Alongside plant based food, why the term holistic?
The term holistic became part of my mission statement with the underlying ethos of doing good and elevating consciousness under the mantra “Let food be thy medicine”. Flavour comes naturally when you have good quality ingredients. Mother nature speaks for herself. Presentation and technique are built-in due to years of experience and I am combining what I´ve accumulated to redirect my craft. Holistic for me means an all round natural approach to food, as well as to life in a general sense. Wanting to challenge the status quo and create a message and a brand that raises people’s consciousness of the potential power of choosing a lifestyle and a diet that is accessible to everyone; It just needs some learning, the aquisition of a new set of skills and a new palette to work from.
How has your changed perspective toward food influenced your life?
Profoundly! Respecting food more and where it comes from, not just farming, but the magic involved in taking the energy of a seed and transforming it into something that provides us with energy. Think about it. The connection to the sun and the earth through what you eat. Respect for food is respect for life. Learning about plant foods and the ecosystem, the cycle of life has enriched me. The disconnect from nature in the current food system at large seems to be directly related to society´s level of disease, in more meanings than one. The world we live in is transitioning and we are increasingly more aware of our accountability to ourselves, to the planet we live on and the other beings we share it with. Changes will have to be made, and I feel some sort of responsibility to apply my field of expertise to help those changes along, by creating tasty nutritious and beautiful food that speaks for itself.

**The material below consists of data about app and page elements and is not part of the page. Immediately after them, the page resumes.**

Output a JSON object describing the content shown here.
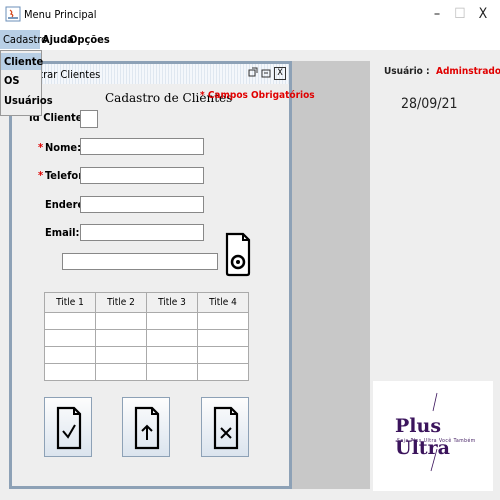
{
  "window": {
    "title": "Menu Principal",
    "min_glyph": "–",
    "max_glyph": "☐",
    "close_glyph": "X"
  },
  "menubar": {
    "items": [
      "Cadastro",
      "Ajuda",
      "Opções"
    ]
  },
  "dropdown": {
    "items": [
      "Cliente",
      "OS",
      "Usuários"
    ]
  },
  "internal_frame": {
    "title": "astrar Clientes",
    "close_glyph": "X"
  },
  "form": {
    "heading": "Cadastro de Clientes",
    "required_note": "* Campos Obrigatórios",
    "labels": {
      "id": "Id Cliente:",
      "name": "Nome:",
      "phone": "Telefone:",
      "address": "Endereço:",
      "email": "Email:"
    },
    "required_mark": "*",
    "values": {
      "id": "",
      "name": "",
      "phone": "",
      "address": "",
      "email": "",
      "search": ""
    }
  },
  "table": {
    "headers": [
      "Title 1",
      "Title 2",
      "Title 3",
      "Title 4"
    ],
    "rows": 4
  },
  "status": {
    "user_label": "Usuário :",
    "user_value": "Adminstrador",
    "date": "28/09/21"
  },
  "logo": {
    "title": "Plus Ultra",
    "subtitle": "Seja Plus Ultra Você Também"
  },
  "colors": {
    "accent_red": "#e00000",
    "selection_blue": "#b8cfe5",
    "frame_border": "#8da1b6",
    "logo_purple": "#3b145c"
  }
}
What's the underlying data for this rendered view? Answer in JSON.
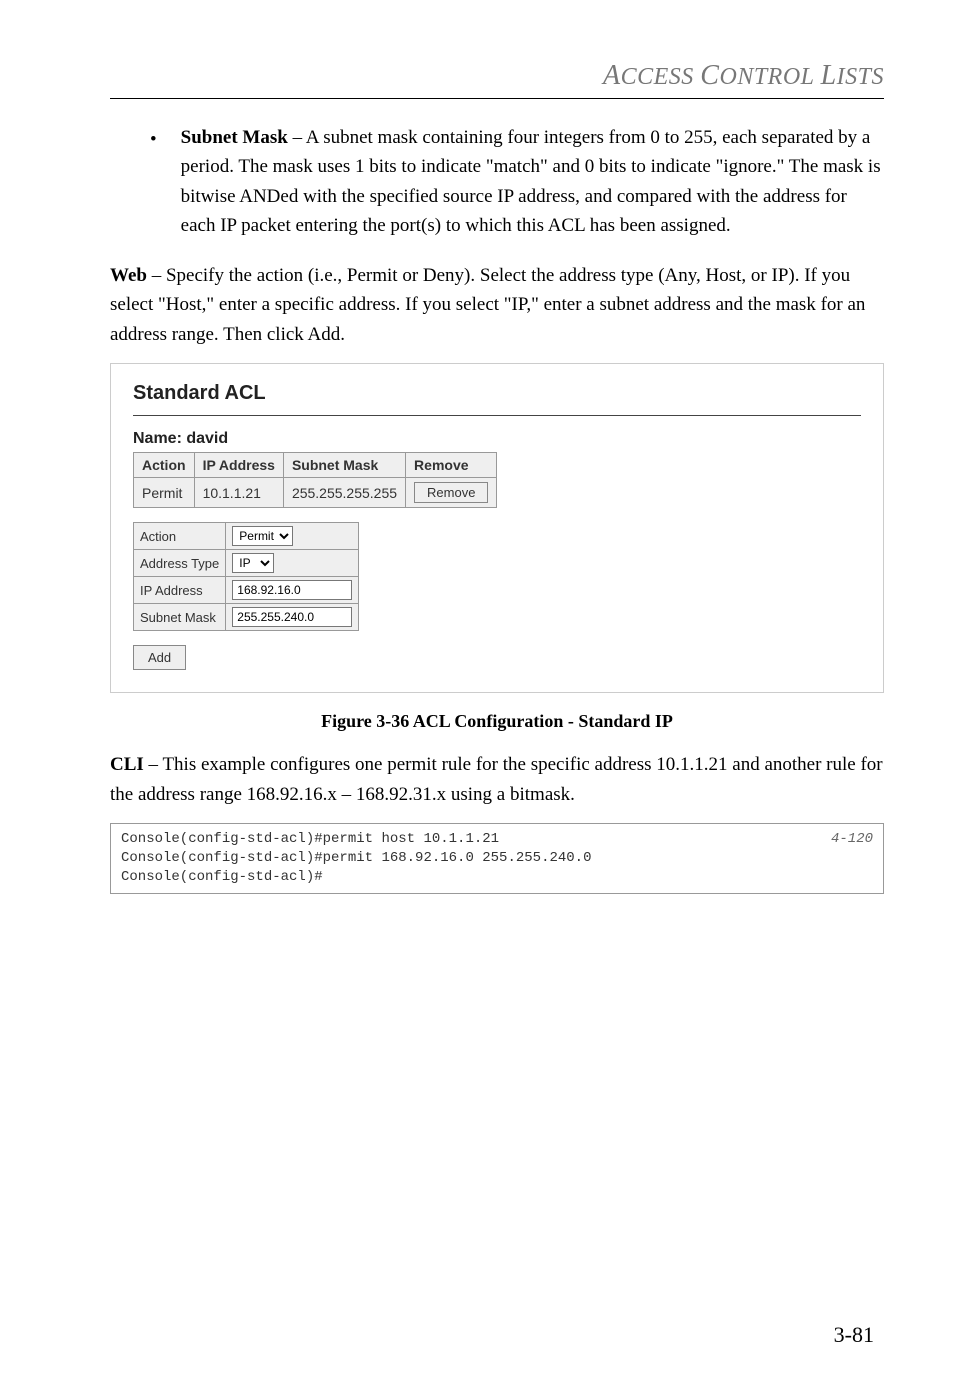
{
  "header": {
    "title": "ACCESS CONTROL LISTS"
  },
  "bullet": {
    "label": "Subnet Mask",
    "text": " – A subnet mask containing four integers from 0 to 255, each separated by a period. The mask uses 1 bits to indicate \"match\" and 0 bits to indicate \"ignore.\" The mask is bitwise ANDed with the specified source IP address, and compared with the address for each IP packet entering the port(s) to which this ACL has been assigned."
  },
  "web": {
    "label": "Web",
    "text": " – Specify the action (i.e., Permit or Deny). Select the address type (Any, Host, or IP). If you select \"Host,\" enter a specific address. If you select \"IP,\" enter a subnet address and the mask for an address range. Then click Add."
  },
  "figure": {
    "title": "Standard ACL",
    "name_label": "Name: david",
    "table": {
      "headers": [
        "Action",
        "IP Address",
        "Subnet Mask",
        "Remove"
      ],
      "row": {
        "action": "Permit",
        "ip": "10.1.1.21",
        "mask": "255.255.255.255",
        "remove_btn": "Remove"
      }
    },
    "form": {
      "action_label": "Action",
      "action_value": "Permit",
      "addr_type_label": "Address Type",
      "addr_type_value": "IP",
      "ip_label": "IP Address",
      "ip_value": "168.92.16.0",
      "mask_label": "Subnet Mask",
      "mask_value": "255.255.240.0"
    },
    "add_btn": "Add",
    "caption": "Figure 3-36  ACL Configuration - Standard IP"
  },
  "cli": {
    "label": "CLI",
    "text": " – This example configures one permit rule for the specific address 10.1.1.21 and another rule for the address range 168.92.16.x – 168.92.31.x using a bitmask."
  },
  "code": {
    "line1": "Console(config-std-acl)#permit host 10.1.1.21",
    "line2": "Console(config-std-acl)#permit 168.92.16.0 255.255.240.0",
    "line3": "Console(config-std-acl)#",
    "ref": "4-120"
  },
  "page_num": "3-81"
}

/ This interview, conducted by Nina De Winter, is taken from the book 31days – A Veganuary Conversation, featuring a chapter by Jamie. /